“It’s laughable, really, that so many banks have been prosecuted and it’s always the fault of a rogue trader, or an isolated trading desk,” said Brandon L. Garrett, a law professor at the University of Virginia and author of the book “Too Big to Jail.” ”But when risky behavior is repeatedly tolerated or concealed, you have to wonder if higher-ranking people should have been targeted.”

Convictions Prove Elusive in ‘London Whale’ Trading Case [NYT]



London Whale Prevents Tragic Miscarriage Of Justice

It turns out he was trying to put the wrong people in jail.

London Whale Also Not Responsible For Those Last 10 Pounds You Haven't Lost

There are a lot of things that, if you wanted to, you could legitimately blame on former JP Morgan employee London P. Whale. The $6.2 billion trading loss the bank incurred over the summer. Ina Drew getting fired. This awkward phone call. Some stuff you can't pin on him, though many have tried: male pattern baldness, the bombing of Pearl Harbor, Apple Maps, Lehman Brothers' bankruptcy, tempting as it may be.

You Say "Voldemort" Like That's A Bad Thing

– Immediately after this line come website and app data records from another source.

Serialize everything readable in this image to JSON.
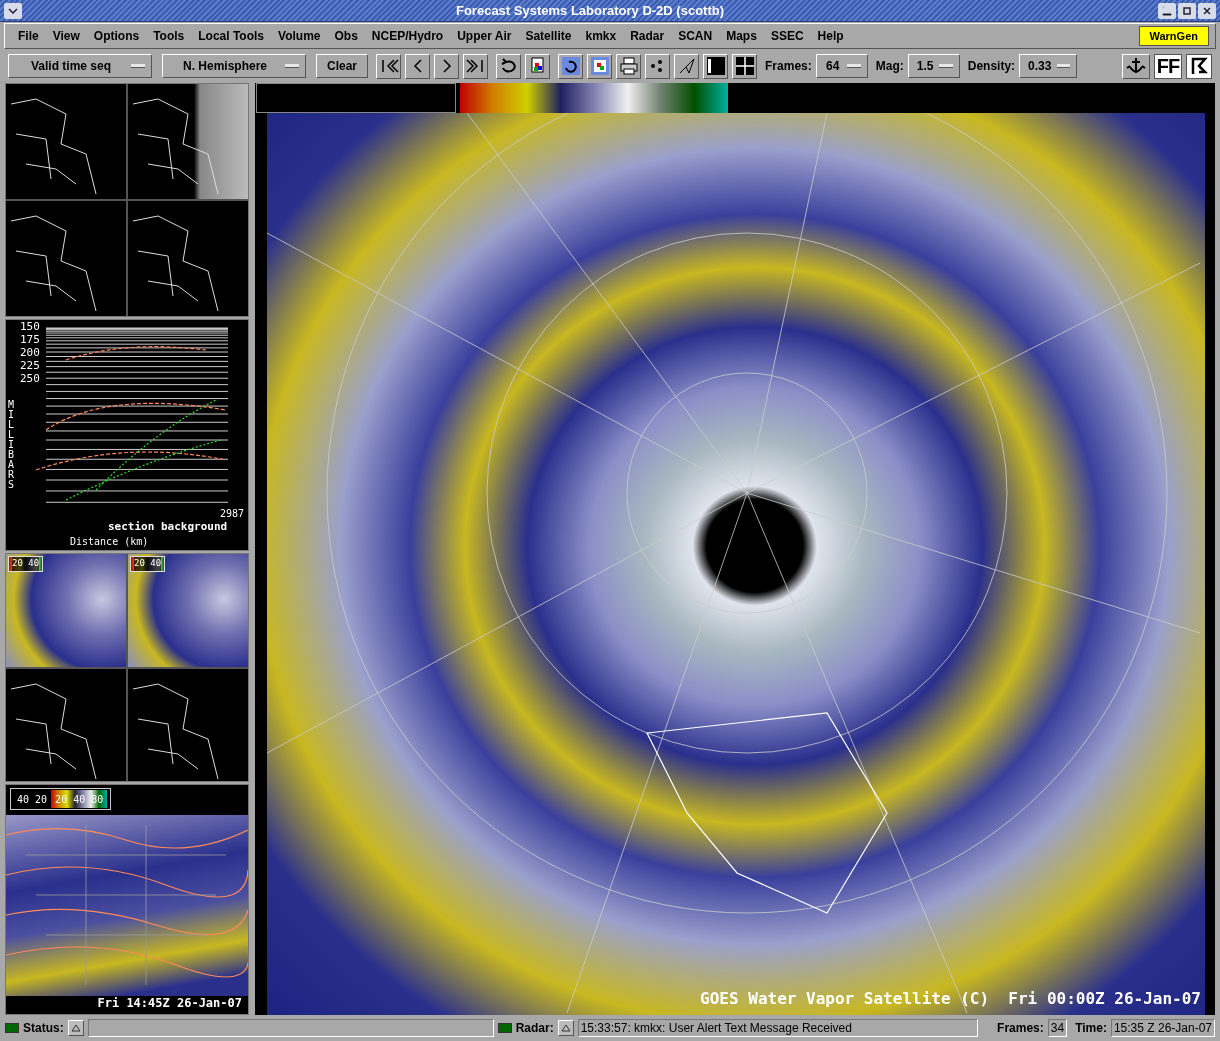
{
  "window": {
    "title": "Forecast Systems Laboratory D-2D (scottb)"
  },
  "menu": [
    "File",
    "View",
    "Options",
    "Tools",
    "Local Tools",
    "Volume",
    "Obs",
    "NCEP/Hydro",
    "Upper Air",
    "Satellite",
    "kmkx",
    "Radar",
    "SCAN",
    "Maps",
    "SSEC",
    "Help"
  ],
  "warngen": "WarnGen",
  "toolbar": {
    "dropdowns": [
      "Valid time seq",
      "N. Hemisphere"
    ],
    "clear": "Clear",
    "settings": [
      {
        "label": "Frames:",
        "value": "64"
      },
      {
        "label": "Mag:",
        "value": "1.5"
      },
      {
        "label": "Density:",
        "value": "0.33"
      }
    ],
    "ff": "FF"
  },
  "left_panels": [
    {
      "kind": "map_grid"
    },
    {
      "kind": "cross_section",
      "y_label": "MILLIBARS",
      "levels": [
        "150",
        "175",
        "200",
        "225",
        "250"
      ],
      "x_label": "Distance (km)",
      "title": "section background",
      "corner": "2987"
    },
    {
      "kind": "sat_grid",
      "scale_labels": [
        "20 40",
        "20 40"
      ]
    },
    {
      "kind": "sat_overlay",
      "scale_label": "40 20",
      "scale_values": "20 40 80",
      "caption": "Fri 14:45Z 26-Jan-07"
    }
  ],
  "main_image": {
    "caption": "GOES Water Vapor Satellite (C)  Fri 00:00Z 26-Jan-07"
  },
  "status_bar": {
    "status_label": "Status:",
    "radar_label": "Radar:",
    "message": "15:33:57: kmkx: User Alert Text Message Received",
    "frames_label": "Frames:",
    "frames": "34",
    "time_label": "Time:",
    "time": "15:35 Z 26-Jan-07"
  }
}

Do you think that Bruno Iksil, when he woke up in Paris on Friday looking forward to trading from home in his black jeans, expected to become an international celebrity? The evidence suggests not. You may remember Iksil - possibly under other names like "Voldemort" or "the London Whaleâ„¢" as the JPMorgan chief investment office trader who has sold protection on $100bn of notional of a CDX investment grade index to ... hedge ... JPMorgan's massive short position in credit ... or ... something?* Anyway a lot of people are mad at him because that's just too much protection to sell on that index and so they are complaining to Bloomberg and the Journal about how he is manipulating the market and also taking huge proprietary risks with JPMorgan capital that should obvs be regulated out of existence. This is weird in a lot of ways but one of them is that you can distill a lot of the Volcker-Rule complaints into "my God, you're telling me that JPMorgan is exposed to $100bn of credit risk on investment-grade debt issued by a diverse mix of 121 U.S. companies!?" No! JPMorgan is exposed to something like $750bn of credit risk on debt issued by a diverse mix of companies. Some of it's non-US. Some of it's not even investment grade. And that's just in its loan book.** Is writing $100bn of protection on the CDX.IG.NA.9 a terrible risk to take with investor and depositor and government-backstop money? Well, define "terrible risk." It's certainly less risky than operating the rest of JPMorgan.***